* What to produce
Isolate every line in the records below with "that" in it.

Records shown START

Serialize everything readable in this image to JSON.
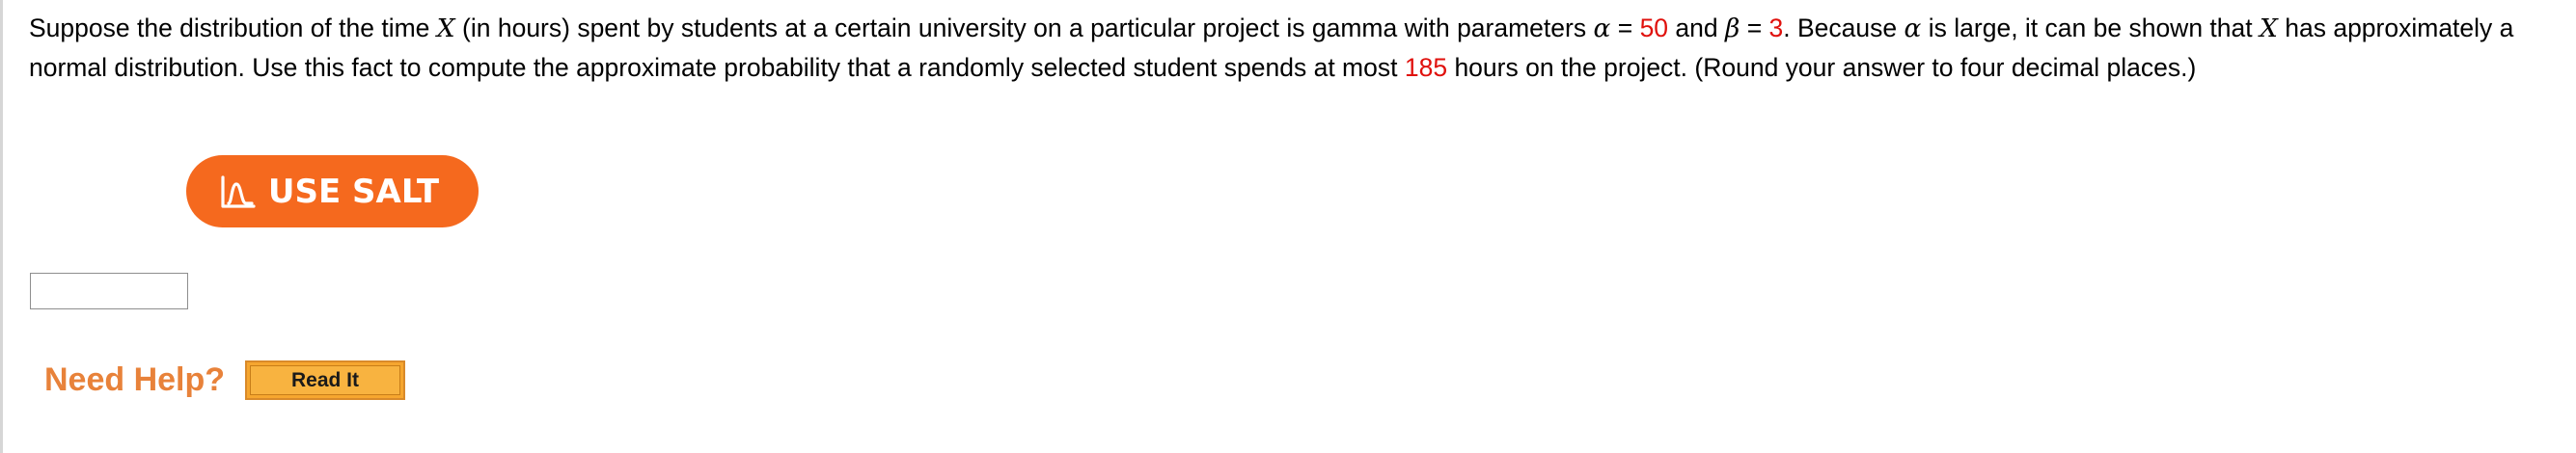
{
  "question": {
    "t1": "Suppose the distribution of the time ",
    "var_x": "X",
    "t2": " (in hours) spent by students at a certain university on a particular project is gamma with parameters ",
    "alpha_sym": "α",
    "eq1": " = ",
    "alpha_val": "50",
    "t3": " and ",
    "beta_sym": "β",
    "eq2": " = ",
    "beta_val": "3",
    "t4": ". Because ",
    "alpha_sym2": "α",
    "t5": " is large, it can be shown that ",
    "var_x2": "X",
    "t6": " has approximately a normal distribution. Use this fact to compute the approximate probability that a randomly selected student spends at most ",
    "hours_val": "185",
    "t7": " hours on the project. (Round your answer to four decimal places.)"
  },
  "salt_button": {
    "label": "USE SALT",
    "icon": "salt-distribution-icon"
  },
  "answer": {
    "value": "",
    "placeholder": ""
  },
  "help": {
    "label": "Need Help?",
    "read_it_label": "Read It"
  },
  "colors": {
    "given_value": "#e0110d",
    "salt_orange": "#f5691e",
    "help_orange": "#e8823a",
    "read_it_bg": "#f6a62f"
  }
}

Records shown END

* Finished task
    "t5": " is large, it can be shown that ",
    "t6": " has approximately a normal distribution. Use this fact to compute the approximate probability that a randomly selected student spends at most ",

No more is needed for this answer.